__EXERCISE AIM__.
The records below are to be copied exactly, with their pictures left out.
* * * * * * *
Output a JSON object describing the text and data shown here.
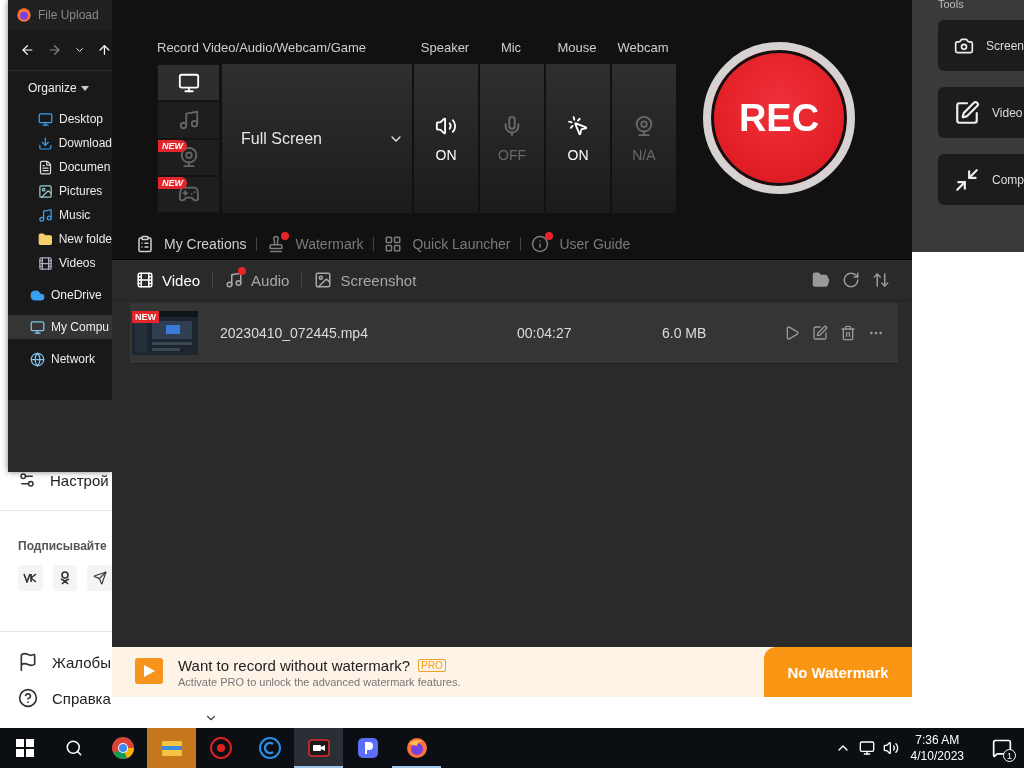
{
  "web_page": {
    "settings_link": "Настрой",
    "subscribe_heading": "Подписывайте",
    "links": [
      {
        "label": "Жалобы",
        "kind": "flag"
      },
      {
        "label": "Справка",
        "kind": "help"
      }
    ]
  },
  "tools_panel": {
    "title": "Tools",
    "tools": [
      {
        "label": "Screen",
        "kind": "camera"
      },
      {
        "label": "Video",
        "kind": "edit"
      },
      {
        "label": "Comp",
        "kind": "compress"
      }
    ]
  },
  "file_dialog": {
    "title": "File Upload",
    "toolbar": "Organize",
    "quick_access": [
      {
        "label": "Desktop",
        "kind": "desktop",
        "selected": false
      },
      {
        "label": "Download",
        "kind": "download",
        "selected": false
      },
      {
        "label": "Documen",
        "kind": "document",
        "selected": false
      },
      {
        "label": "Pictures",
        "kind": "pictures",
        "selected": false
      },
      {
        "label": "Music",
        "kind": "music",
        "selected": false
      },
      {
        "label": "New folde",
        "kind": "folder",
        "selected": false
      },
      {
        "label": "Videos",
        "kind": "videos",
        "selected": false
      }
    ],
    "locations": [
      {
        "label": "OneDrive",
        "kind": "cloud",
        "selected": false
      },
      {
        "label": "My Compu",
        "kind": "computer",
        "selected": true
      },
      {
        "label": "Network",
        "kind": "network",
        "selected": false
      }
    ]
  },
  "recorder": {
    "mode_label": "Record Video/Audio/Webcam/Game",
    "modes": [
      {
        "kind": "screen",
        "selected": true
      },
      {
        "kind": "audio",
        "selected": false
      },
      {
        "kind": "webcam",
        "selected": false,
        "badge": "NEW"
      },
      {
        "kind": "game",
        "selected": false,
        "badge": "NEW"
      }
    ],
    "area": "Full Screen",
    "devices": [
      {
        "label": "Speaker",
        "kind": "speaker",
        "status": "ON",
        "on": true
      },
      {
        "label": "Mic",
        "kind": "mic",
        "status": "OFF",
        "on": false
      },
      {
        "label": "Mouse",
        "kind": "mouse",
        "status": "ON",
        "on": true
      },
      {
        "label": "Webcam",
        "kind": "webcam",
        "status": "N/A",
        "on": false
      }
    ],
    "rec_button": "REC",
    "links": [
      {
        "label": "My Creations",
        "kind": "creations",
        "selected": true,
        "dot": false
      },
      {
        "label": "Watermark",
        "kind": "watermark",
        "selected": false,
        "dot": true
      },
      {
        "label": "Quick Launcher",
        "kind": "launcher",
        "selected": false,
        "dot": false
      },
      {
        "label": "User Guide",
        "kind": "guide",
        "selected": false,
        "dot": true
      }
    ],
    "media_tabs": [
      {
        "label": "Video",
        "kind": "video",
        "selected": true,
        "dot": false
      },
      {
        "label": "Audio",
        "kind": "audio",
        "selected": false,
        "dot": true
      },
      {
        "label": "Screenshot",
        "kind": "screenshot",
        "selected": false,
        "dot": false
      }
    ],
    "files": [
      {
        "badge": "NEW",
        "name": "20230410_072445.mp4",
        "duration": "00:04:27",
        "size": "6.0 MB"
      }
    ],
    "banner": {
      "title": "Want to record without watermark?",
      "tag": "PRO",
      "subtitle": "Activate PRO to unlock the advanced watermark features.",
      "button": "No Watermark"
    }
  },
  "taskbar": {
    "apps": [
      {
        "kind": "chrome",
        "flashing": false,
        "active": false,
        "running": false
      },
      {
        "kind": "explorer",
        "flashing": true,
        "active": false,
        "running": false
      },
      {
        "kind": "red-app",
        "flashing": false,
        "active": false,
        "running": false
      },
      {
        "kind": "c-app",
        "flashing": false,
        "active": false,
        "running": false
      },
      {
        "kind": "recorder",
        "flashing": false,
        "active": true,
        "running": true
      },
      {
        "kind": "p-app",
        "flashing": false,
        "active": false,
        "running": false
      },
      {
        "kind": "firefox",
        "flashing": false,
        "active": false,
        "running": true
      }
    ],
    "time": "7:36 AM",
    "date": "4/10/2023",
    "notifications": "1"
  }
}
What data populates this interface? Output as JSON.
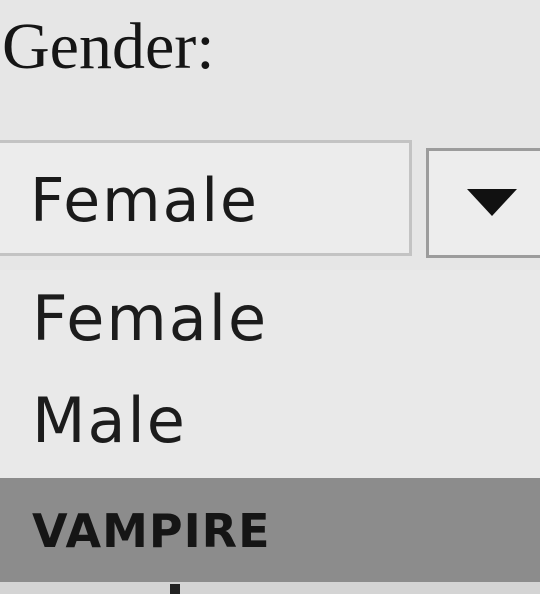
{
  "form": {
    "label": "Gender:",
    "select": {
      "selected_value": "Female",
      "arrow_icon": "triangle-down-icon",
      "options": [
        {
          "label": "Female",
          "highlighted": false
        },
        {
          "label": "Male",
          "highlighted": false
        },
        {
          "label": "VAMPIRE",
          "highlighted": true
        }
      ]
    }
  },
  "colors": {
    "background": "#e6e6e6",
    "highlight": "#8c8c8c",
    "text": "#1a1a1a"
  }
}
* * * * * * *
__ANSWER SPACE__.
Output a JSON object describing the text and data shown here.
{
  "web_page": {
    "settings_link": "Настрой",
    "subscribe_heading": "Подписывайте",
    "links": [
      {
        "label": "Жалобы",
        "kind": "flag"
      },
      {
        "label": "Справка",
        "kind": "help"
      }
    ]
  },
  "tools_panel": {
    "title": "Tools",
    "tools": [
      {
        "label": "Screen",
        "kind": "camera"
      },
      {
        "label": "Video",
        "kind": "edit"
      },
      {
        "label": "Comp",
        "kind": "compress"
      }
    ]
  },
  "file_dialog": {
    "title": "File Upload",
    "toolbar": "Organize",
    "quick_access": [
      {
        "label": "Desktop",
        "kind": "desktop",
        "selected": false
      },
      {
        "label": "Download",
        "kind": "download",
        "selected": false
      },
      {
        "label": "Documen",
        "kind": "document",
        "selected": false
      },
      {
        "label": "Pictures",
        "kind": "pictures",
        "selected": false
      },
      {
        "label": "Music",
        "kind": "music",
        "selected": false
      },
      {
        "label": "New folde",
        "kind": "folder",
        "selected": false
      },
      {
        "label": "Videos",
        "kind": "videos",
        "selected": false
      }
    ],
    "locations": [
      {
        "label": "OneDrive",
        "kind": "cloud",
        "selected": false
      },
      {
        "label": "My Compu",
        "kind": "computer",
        "selected": true
      },
      {
        "label": "Network",
        "kind": "network",
        "selected": false
      }
    ]
  },
  "recorder": {
    "mode_label": "Record Video/Audio/Webcam/Game",
    "modes": [
      {
        "kind": "screen",
        "selected": true
      },
      {
        "kind": "audio",
        "selected": false
      },
      {
        "kind": "webcam",
        "selected": false,
        "badge": "NEW"
      },
      {
        "kind": "game",
        "selected": false,
        "badge": "NEW"
      }
    ],
    "area": "Full Screen",
    "devices": [
      {
        "label": "Speaker",
        "kind": "speaker",
        "status": "ON",
        "on": true
      },
      {
        "label": "Mic",
        "kind": "mic",
        "status": "OFF",
        "on": false
      },
      {
        "label": "Mouse",
        "kind": "mouse",
        "status": "ON",
        "on": true
      },
      {
        "label": "Webcam",
        "kind": "webcam",
        "status": "N/A",
        "on": false
      }
    ],
    "rec_button": "REC",
    "links": [
      {
        "label": "My Creations",
        "kind": "creations",
        "selected": true,
        "dot": false
      },
      {
        "label": "Watermark",
        "kind": "watermark",
        "selected": false,
        "dot": true
      },
      {
        "label": "Quick Launcher",
        "kind": "launcher",
        "selected": false,
        "dot": false
      },
      {
        "label": "User Guide",
        "kind": "guide",
        "selected": false,
        "dot": true
      }
    ],
    "media_tabs": [
      {
        "label": "Video",
        "kind": "video",
        "selected": true,
        "dot": false
      },
      {
        "label": "Audio",
        "kind": "audio",
        "selected": false,
        "dot": true
      },
      {
        "label": "Screenshot",
        "kind": "screenshot",
        "selected": false,
        "dot": false
      }
    ],
    "files": [
      {
        "badge": "NEW",
        "name": "20230410_072445.mp4",
        "duration": "00:04:27",
        "size": "6.0 MB"
      }
    ],
    "banner": {
      "title": "Want to record without watermark?",
      "tag": "PRO",
      "subtitle": "Activate PRO to unlock the advanced watermark features.",
      "button": "No Watermark"
    }
  },
  "taskbar": {
    "apps": [
      {
        "kind": "chrome",
        "flashing": false,
        "active": false,
        "running": false
      },
      {
        "kind": "explorer",
        "flashing": true,
        "active": false,
        "running": false
      },
      {
        "kind": "red-app",
        "flashing": false,
        "active": false,
        "running": false
      },
      {
        "kind": "c-app",
        "flashing": false,
        "active": false,
        "running": false
      },
      {
        "kind": "recorder",
        "flashing": false,
        "active": true,
        "running": true
      },
      {
        "kind": "p-app",
        "flashing": false,
        "active": false,
        "running": false
      },
      {
        "kind": "firefox",
        "flashing": false,
        "active": false,
        "running": true
      }
    ],
    "time": "7:36 AM",
    "date": "4/10/2023",
    "notifications": "1"
  }
}
What data populates this interface? Output as JSON.
{
  "form": {
    "label": "Gender:",
    "select": {
      "selected_value": "Female",
      "arrow_icon": "triangle-down-icon",
      "options": [
        {
          "label": "Female",
          "highlighted": false
        },
        {
          "label": "Male",
          "highlighted": false
        },
        {
          "label": "VAMPIRE",
          "highlighted": true
        }
      ]
    }
  },
  "colors": {
    "background": "#e6e6e6",
    "highlight": "#8c8c8c",
    "text": "#1a1a1a"
  }
}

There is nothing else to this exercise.